    or something?
    • Re:Newbie question (Score:4, Informative)

      by dlgeek ( 1065796 ) on Wednesday August 22, 2012 @06:19PM (#41087603)
      Actually, yes. The most common format for storing RSA keys is PEM and it looks like this (randomly generated key just for this post):

      -----BEGIN RSA PRIVATE KEY-----
      -----END RSA PRIVATE KEY-----

      The base64 data in the middle is a structure that contains a bunch of numbers. The numbers present in a private key are different (a supserset) of a public key, so even if it's in a format that doesn't have the BEGIN..., by parsing the structure, you can see what's in it. (Try pasting the key block above into the stdin of openssl rsa -noout -text.)

  • Your management plane should not be accessible to anything but your management VLAN. If the bad guys have access to that, it's already all over. With management VLAN access they'd just MitM attack your SSL session and serve another "factory" cert that isn't signed by a CA and most admins will just blindly ignore it. This is not news, but a low priority patching event.

  • Crappy, lazy coders needed to undermine the entirety of industrialized society. Must be willing to kowtow to clueless, incompetent managers to ensure all life or death controls are as simplistic as a coloring book and as secure as an unlocked screen door.
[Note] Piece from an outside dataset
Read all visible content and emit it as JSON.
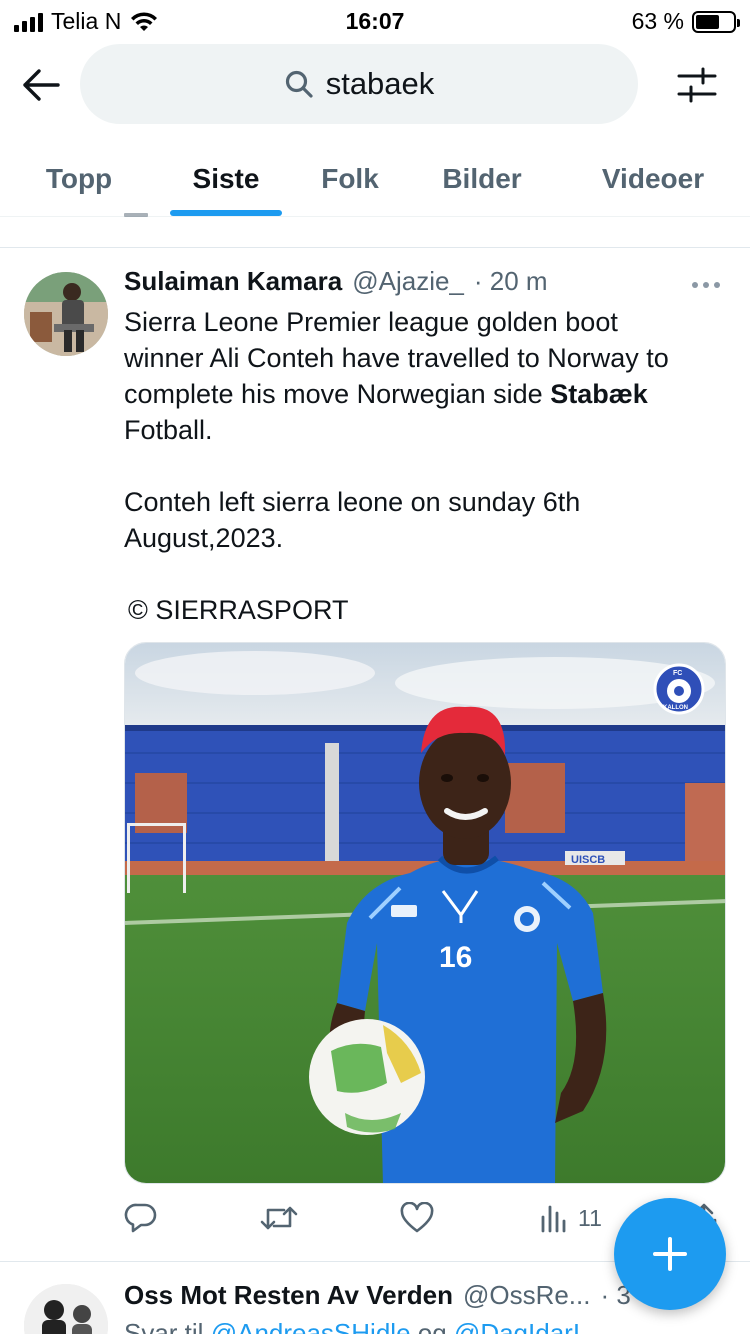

"In matrimony, to hesitate is sometimes to be saved." -- Butler